Hobgoblins and little statesmen
One of the first episodes of Obama’s pretend intellect was the 2001 NPR interview. Barack spoke of his expertise regarding the Constitution, then proceeded to demonstrate he was not an “expert” at all. It was subtle yet real.
In the interview, he said, "The Constitution is a charter of negative liberties." He went on to explain that what he meant by negative liberties is that the "Constitution says what the States 'can't do' to you, says what the Federal Government 'can't do to you'; it doesn’t mention what the State or Federal government must do on your behalf."
To reveal Mr. Obama’s "Constitutional Lawyer" expertise, let us turn to the definition of "negative liberties" as provided by the Stanford Encyclopedia of Philosophy.
Negative liberty is the absence of obstacles, barriers or constraints. One has negative liberty to the extent that actions are available to one in this negative sense.
Mr. Obama clearly misuses the "negative liberty" term. Constitutional experts know negative and positive liberties. This "expert" didn't.
A few days ago, Obama displayed, once again, his cursory, puddle-deep off-teleprompter intellect. In referring to the Israeli position on Iran, President Obama took another intellectual stab, but he missed.
The President said, "Consistency is the hobgoblin of narrow minds."
A blantantly blown misquote. (Imagine if Dan Quayle or George W. Bush had made such a blunder, not only misquoting, but not footnoting.)
The calculated partial presentation of something to alter the true meaning seems to be this man's forte. For the real Ralph Waldo Emerson quote reads very differently.
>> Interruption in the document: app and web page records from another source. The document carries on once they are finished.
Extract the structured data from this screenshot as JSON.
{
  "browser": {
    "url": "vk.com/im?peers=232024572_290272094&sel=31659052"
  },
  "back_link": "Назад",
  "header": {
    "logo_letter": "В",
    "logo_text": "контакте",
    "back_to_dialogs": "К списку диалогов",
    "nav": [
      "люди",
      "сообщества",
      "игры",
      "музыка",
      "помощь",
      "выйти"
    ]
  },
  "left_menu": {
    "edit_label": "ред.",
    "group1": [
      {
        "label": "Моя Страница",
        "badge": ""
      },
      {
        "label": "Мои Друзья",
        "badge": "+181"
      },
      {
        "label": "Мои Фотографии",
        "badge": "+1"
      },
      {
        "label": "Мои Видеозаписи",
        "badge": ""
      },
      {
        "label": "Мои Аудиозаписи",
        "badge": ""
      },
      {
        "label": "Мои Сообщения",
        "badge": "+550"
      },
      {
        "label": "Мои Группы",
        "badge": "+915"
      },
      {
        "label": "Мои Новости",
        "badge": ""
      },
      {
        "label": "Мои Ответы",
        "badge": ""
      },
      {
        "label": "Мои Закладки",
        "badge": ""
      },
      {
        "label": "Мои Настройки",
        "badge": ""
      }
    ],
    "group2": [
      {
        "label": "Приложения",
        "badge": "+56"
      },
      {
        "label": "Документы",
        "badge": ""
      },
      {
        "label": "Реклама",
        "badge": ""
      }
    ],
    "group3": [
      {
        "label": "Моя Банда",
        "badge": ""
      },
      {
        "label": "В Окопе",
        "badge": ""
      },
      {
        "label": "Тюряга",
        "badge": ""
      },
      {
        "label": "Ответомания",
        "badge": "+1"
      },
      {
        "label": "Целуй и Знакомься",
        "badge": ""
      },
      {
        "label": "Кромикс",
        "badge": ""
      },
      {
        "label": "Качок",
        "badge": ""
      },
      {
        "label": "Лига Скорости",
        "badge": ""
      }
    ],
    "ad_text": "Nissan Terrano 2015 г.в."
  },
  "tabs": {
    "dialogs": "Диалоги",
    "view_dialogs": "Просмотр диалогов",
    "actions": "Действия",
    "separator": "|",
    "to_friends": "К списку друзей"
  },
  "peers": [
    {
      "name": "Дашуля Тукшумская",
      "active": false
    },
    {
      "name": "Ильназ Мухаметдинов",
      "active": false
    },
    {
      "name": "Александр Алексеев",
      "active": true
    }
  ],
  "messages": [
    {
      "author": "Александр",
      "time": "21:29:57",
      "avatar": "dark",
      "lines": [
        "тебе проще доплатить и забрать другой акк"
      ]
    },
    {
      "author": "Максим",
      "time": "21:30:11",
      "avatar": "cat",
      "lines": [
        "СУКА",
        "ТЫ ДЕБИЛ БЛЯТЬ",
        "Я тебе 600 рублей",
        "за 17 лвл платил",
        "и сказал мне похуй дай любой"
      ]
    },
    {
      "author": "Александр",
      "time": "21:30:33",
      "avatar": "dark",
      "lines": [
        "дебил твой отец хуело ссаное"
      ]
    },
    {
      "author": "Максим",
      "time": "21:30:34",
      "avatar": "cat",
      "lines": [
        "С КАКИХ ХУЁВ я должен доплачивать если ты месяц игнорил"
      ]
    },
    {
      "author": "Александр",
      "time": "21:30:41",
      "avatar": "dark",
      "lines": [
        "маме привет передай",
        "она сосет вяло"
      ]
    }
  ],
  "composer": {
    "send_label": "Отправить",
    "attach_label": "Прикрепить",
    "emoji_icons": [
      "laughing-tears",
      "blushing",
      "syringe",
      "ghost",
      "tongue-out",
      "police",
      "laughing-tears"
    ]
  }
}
The key word omission is glaring.
A foolish consistency is the hobgoblin of little minds, adored by little statesmen and philosophers and divines.
One might ask who exactly is the "little statesman."